STARSS: Collaborative: IPTrust: A Comprehensive Framework for IP Integrity Validation
In this project, we develop a comprehensive and scalable framework for IP trust analysis and verification. We evaluate IPs of diverse types and forms and develop threat models, taxonomy and instances of IP trust/integrity issues. We investigate an integrative IP trust validation framework that combines the complementary abilities of functional, structural and parametric verification. We employ both statistical as well as judicious directed tests to sensitize rarely triggered malicious changes and observe their effects. The unified validation framework is flexible to detect diverse tampering efforts, scalable to large designs, and eliminates the need for a golden model. A platform for IP trust validation, threat analysis, and trust metrics would provide enabling technology to future designers to implement secure and trusted systems for diverse applications.
Planning Grant: Engineering Research Center for Intelligent Sensing, Mapping, and Forecasting of Water Quality for Sustainable Coastal Ecosystems (iCoast)

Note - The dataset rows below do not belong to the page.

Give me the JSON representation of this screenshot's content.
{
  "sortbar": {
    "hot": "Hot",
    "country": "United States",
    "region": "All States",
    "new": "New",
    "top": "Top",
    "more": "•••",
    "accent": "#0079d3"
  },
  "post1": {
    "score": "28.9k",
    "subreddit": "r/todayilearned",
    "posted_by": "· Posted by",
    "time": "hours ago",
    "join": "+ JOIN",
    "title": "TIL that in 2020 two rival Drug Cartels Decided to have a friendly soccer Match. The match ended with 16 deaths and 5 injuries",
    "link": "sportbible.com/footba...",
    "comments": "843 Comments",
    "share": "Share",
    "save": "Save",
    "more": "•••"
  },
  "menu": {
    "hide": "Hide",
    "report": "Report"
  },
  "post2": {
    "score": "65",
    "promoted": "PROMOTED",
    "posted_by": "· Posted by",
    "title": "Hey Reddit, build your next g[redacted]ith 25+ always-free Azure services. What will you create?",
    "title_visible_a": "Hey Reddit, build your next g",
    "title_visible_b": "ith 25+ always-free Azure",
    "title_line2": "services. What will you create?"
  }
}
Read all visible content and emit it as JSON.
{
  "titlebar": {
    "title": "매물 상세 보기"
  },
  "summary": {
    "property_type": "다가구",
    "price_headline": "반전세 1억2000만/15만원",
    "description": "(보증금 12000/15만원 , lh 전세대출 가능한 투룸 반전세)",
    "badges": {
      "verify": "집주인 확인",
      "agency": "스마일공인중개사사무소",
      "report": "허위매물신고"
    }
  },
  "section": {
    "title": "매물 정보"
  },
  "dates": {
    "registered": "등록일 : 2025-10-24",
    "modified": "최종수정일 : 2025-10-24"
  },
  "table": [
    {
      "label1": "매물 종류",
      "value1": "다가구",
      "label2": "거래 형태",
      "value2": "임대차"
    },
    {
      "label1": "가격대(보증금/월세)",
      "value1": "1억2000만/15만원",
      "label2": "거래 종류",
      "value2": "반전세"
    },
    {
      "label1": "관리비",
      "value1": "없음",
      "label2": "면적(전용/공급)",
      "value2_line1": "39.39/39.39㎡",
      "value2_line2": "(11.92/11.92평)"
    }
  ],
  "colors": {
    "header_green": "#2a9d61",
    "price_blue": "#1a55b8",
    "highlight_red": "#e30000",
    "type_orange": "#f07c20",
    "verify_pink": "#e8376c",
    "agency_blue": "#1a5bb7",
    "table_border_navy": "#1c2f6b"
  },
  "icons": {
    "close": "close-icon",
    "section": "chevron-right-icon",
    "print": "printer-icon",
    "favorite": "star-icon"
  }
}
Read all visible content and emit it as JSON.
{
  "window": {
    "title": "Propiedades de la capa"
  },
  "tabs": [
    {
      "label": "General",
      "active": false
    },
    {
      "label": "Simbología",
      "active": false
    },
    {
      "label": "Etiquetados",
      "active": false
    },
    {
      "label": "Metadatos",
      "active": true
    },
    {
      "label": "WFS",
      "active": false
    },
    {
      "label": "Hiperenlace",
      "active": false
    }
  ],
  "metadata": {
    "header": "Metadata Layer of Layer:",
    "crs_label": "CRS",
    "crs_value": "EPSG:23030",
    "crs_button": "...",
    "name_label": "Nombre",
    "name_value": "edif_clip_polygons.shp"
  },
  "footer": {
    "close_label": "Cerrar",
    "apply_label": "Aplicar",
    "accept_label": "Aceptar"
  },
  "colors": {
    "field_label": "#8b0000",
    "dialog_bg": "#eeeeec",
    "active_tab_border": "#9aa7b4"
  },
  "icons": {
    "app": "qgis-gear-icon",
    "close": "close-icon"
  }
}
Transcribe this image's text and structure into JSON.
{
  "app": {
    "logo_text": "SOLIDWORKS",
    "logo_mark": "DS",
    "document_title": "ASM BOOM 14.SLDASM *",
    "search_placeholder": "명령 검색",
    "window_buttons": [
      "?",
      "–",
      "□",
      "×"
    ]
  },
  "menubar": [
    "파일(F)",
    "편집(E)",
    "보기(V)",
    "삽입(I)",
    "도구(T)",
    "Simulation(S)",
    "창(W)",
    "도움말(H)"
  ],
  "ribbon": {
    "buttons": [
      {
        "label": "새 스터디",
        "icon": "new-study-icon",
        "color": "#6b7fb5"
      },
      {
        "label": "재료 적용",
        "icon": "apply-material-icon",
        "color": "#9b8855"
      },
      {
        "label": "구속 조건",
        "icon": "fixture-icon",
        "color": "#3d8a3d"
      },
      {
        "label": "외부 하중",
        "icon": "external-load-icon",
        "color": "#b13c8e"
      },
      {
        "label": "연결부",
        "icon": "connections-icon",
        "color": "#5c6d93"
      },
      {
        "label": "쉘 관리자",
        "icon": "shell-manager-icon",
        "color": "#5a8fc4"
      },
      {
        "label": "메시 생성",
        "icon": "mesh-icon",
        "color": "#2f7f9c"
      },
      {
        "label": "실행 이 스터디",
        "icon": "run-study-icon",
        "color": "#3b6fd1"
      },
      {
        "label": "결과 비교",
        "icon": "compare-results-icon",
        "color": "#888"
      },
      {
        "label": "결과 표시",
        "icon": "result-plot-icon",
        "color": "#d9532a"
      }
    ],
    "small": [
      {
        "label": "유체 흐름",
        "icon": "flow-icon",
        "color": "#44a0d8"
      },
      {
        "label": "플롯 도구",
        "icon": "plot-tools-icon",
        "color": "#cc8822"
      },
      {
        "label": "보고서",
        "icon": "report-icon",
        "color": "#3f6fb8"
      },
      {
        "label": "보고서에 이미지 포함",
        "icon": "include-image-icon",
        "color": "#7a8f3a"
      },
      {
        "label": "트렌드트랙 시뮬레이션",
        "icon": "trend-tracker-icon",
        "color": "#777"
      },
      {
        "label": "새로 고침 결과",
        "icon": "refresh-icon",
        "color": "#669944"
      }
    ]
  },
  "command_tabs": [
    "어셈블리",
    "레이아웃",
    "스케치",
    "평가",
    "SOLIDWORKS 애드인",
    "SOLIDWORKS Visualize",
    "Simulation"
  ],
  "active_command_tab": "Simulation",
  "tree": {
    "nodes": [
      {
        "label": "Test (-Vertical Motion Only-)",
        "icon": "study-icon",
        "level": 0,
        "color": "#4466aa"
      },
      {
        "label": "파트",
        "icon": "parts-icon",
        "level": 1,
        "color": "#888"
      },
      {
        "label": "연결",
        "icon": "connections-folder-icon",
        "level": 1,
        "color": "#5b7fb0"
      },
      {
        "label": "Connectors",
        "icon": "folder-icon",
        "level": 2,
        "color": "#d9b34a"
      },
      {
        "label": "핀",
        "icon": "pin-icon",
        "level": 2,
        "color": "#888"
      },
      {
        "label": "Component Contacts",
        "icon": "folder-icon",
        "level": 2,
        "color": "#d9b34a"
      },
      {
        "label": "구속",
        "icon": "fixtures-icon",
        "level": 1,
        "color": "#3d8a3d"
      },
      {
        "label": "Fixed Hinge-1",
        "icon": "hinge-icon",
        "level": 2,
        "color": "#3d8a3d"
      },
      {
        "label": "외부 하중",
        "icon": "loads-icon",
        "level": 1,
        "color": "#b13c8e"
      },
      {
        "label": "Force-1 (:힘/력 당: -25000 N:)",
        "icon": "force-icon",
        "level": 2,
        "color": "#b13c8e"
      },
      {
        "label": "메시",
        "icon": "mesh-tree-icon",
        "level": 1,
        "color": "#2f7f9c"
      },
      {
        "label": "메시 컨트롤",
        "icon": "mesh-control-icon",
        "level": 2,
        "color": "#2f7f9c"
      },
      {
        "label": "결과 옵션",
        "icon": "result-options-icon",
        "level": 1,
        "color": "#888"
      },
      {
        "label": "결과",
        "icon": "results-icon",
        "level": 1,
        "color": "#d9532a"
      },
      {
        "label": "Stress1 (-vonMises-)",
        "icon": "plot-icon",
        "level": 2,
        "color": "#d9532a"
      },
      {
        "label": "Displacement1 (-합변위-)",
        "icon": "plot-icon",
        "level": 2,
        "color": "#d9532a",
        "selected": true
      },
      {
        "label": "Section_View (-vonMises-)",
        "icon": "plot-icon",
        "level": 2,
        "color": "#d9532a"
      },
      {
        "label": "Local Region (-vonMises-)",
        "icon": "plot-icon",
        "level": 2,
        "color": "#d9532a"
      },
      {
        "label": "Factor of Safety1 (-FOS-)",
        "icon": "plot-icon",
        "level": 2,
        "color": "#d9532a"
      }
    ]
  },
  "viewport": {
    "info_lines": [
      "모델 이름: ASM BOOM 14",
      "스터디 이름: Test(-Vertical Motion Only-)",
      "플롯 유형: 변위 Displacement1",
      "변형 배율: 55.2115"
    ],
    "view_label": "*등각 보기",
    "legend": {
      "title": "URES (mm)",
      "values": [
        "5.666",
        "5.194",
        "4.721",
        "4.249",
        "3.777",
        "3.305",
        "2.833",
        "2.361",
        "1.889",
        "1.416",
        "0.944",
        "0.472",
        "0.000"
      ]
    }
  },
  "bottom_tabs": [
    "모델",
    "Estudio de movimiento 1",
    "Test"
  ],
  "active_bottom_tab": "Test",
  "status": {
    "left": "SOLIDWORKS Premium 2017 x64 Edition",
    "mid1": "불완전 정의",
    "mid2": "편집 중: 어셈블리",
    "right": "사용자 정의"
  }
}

The iCoast planning grant will be used to bring together diverse experts from the domains of coastal ecology and restoration, watershed hydrology, public health, sensor and data science, artificial intelligence, and smart networked systems. The planning grant will pursue a well-defined set of activities, including a survey and two workshops. The state of Florida with its vast coastline and increasing coastal population is an appropriate location to perform this work and the proposing team includes researchers long focused on coastal ecology and water quality and well-connected to stakeholders. These experts will identify knowledge gaps, education and training needs, ways to broaden participation, and promising technology solutions for dependable, efficient, sustainable coastal water systems. It will leverage previous NSF and institutional investment in smart systems, coastal/estuarine science and engineering, and public health to modernize the workforce and produce long-term solutions to water quality problems. Continuous and effective chemical and microbial monitoring of water quality in coastal areas as well as in upstream watersheds requires deep integration of basic science and engineering and convergence of knowledge from multiple disciplines, innovative experimental platforms and tools, and well-designed studies leading to new scientific understanding on complex relationships between humans the marine environment. While it poses tremendous challenges, it also illustrates the scale of opportunity for an ERC focused on coastal water quality that can address one of the most pressing problems in modern society.